Physical inactivity, overweight, and obesity are endemic in the United States and in the developed world, leading to increased morbidity and mortality. More information is needed regarding the physical activity beliefs, attitudes, barriers, and perceived self-control among those who are sedentary and weight-challenged. The purpose of this study was to elicit physical activity beliefs about feasibility, pleasure, and movement descriptions from sedentary, middle-aged, overweight women.
Open-ended questions were used throughout individual interviews with 23 participants (age: M = 52.0, SD = 7.3; BMI: M = 34.2, SD = 9.79); attitudes and beliefs regarding physical activity and movement descriptions were documented.
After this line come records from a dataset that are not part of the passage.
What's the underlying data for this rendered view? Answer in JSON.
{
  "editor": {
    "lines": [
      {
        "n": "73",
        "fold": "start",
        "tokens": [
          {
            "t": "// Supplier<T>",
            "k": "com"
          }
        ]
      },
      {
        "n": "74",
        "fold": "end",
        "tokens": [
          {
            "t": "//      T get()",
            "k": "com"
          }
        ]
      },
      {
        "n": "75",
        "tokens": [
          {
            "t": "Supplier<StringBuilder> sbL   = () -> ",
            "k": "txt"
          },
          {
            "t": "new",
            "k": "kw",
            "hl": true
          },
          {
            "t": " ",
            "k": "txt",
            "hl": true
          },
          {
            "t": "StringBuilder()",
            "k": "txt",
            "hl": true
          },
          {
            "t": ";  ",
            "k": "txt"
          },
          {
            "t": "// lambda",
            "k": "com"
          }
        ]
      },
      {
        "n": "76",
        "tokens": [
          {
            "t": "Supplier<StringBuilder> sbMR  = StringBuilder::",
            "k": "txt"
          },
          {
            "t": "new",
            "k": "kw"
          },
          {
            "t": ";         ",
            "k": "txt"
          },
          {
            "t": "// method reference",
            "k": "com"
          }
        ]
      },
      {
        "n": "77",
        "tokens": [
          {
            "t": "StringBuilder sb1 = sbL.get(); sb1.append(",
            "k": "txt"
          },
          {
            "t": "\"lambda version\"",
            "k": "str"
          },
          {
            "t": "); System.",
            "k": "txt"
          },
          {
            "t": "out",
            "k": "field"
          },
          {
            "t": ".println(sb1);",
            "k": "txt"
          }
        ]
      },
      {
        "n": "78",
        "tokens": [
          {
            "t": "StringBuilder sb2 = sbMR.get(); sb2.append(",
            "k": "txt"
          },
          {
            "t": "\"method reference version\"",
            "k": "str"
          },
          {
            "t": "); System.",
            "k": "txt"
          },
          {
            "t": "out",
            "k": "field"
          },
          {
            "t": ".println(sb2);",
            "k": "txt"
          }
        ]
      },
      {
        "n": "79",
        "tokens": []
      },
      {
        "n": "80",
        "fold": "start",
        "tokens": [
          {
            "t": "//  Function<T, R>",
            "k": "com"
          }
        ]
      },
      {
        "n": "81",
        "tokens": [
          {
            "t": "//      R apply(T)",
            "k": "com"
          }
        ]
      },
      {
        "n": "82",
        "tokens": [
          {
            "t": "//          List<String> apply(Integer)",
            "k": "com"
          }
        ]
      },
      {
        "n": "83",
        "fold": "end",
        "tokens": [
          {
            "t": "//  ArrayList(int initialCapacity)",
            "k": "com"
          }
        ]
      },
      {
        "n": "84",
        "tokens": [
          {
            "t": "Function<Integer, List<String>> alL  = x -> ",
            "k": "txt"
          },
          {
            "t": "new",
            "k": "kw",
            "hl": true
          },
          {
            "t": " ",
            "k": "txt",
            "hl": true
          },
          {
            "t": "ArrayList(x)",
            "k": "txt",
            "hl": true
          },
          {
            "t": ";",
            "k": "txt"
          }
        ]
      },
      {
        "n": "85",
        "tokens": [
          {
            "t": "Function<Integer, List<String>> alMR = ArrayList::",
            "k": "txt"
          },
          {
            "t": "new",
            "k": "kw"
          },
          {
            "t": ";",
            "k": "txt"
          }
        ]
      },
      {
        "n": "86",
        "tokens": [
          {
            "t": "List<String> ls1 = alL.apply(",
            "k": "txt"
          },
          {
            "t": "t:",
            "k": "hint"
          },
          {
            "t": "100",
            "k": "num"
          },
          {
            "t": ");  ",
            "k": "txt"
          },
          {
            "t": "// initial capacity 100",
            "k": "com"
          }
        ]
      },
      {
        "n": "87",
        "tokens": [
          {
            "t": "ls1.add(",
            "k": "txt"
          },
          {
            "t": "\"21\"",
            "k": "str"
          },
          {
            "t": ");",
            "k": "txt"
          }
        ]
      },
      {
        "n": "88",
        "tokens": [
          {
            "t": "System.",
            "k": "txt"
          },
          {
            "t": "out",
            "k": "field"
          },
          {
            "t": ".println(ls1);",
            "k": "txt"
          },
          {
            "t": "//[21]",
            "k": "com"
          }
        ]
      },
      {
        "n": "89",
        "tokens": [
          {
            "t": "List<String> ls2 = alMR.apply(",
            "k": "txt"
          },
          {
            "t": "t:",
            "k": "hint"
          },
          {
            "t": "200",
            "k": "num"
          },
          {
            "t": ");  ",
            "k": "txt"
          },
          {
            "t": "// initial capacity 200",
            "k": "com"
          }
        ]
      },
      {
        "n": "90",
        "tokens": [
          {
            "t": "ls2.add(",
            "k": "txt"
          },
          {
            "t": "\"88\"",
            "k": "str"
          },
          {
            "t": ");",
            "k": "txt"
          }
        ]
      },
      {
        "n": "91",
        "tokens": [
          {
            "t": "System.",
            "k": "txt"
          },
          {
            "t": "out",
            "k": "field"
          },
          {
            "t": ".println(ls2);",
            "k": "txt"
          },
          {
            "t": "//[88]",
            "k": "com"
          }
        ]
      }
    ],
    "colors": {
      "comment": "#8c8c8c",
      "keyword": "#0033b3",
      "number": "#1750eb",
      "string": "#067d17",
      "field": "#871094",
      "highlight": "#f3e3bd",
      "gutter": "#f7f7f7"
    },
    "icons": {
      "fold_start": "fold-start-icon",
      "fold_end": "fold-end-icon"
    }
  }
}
Participants were divided into those who were completely sedentary (12 women) and those who regularly engaged in physical activity (11 women).
A content analysis revealed that sedentary women were less active and had more perceived barriers to physical activity than active women. The most frequently cited perceived barriers were injuries, caregiving responsibilities, time, age, dislike of sweating, and depression. Sedentary women were less likely to report physical activity as pleasurable; they were also more likely to cite having an exercise buddy as an optimal activity situation. The most frequently cited pleasurable activities in both groups were yoga, movement to music, stretching, and walking.
This study provided evidence that perceived barriers to physical activity must be addressed, that low-intensity programs are needed and desired by overweight and sedentary women, and that movement activities must be found that are enjoyable for the target population.
Monica A. Kunesh, Cynthia A. Hasbrook and Rebecca Lewthwaite
Premised on an interactive socialization as construction and internalization approach, physical activity socialization experiences related to peer interactions and associated affective responses in physical activity settings were explored among eight 11- to 12-year-old girls. Three possible physical activity choices (formal sport, informal physical activity, and exercise) were considered. Three methods of data collection were employed: observation, sociometric evaluation, and interview. Physical activity socialization experiences were found to be context specific both in terms of activity type (formal sport, informal physical activity, and exercise) and social situation (home and school). Boys in physical education classes appeared to be the major source of negative peer treatment, primarily by criticizing girls’ physical skill performances and constructing them as subordinate to those of the boys. Positive or negative affective responses to peer treatment were reported to lead to the seeking or avoidance of future physical activity involvement. The type of attributions participants made for the negative treatment they received was related to their affective responses and subsequent desire to seek or avoid future activity.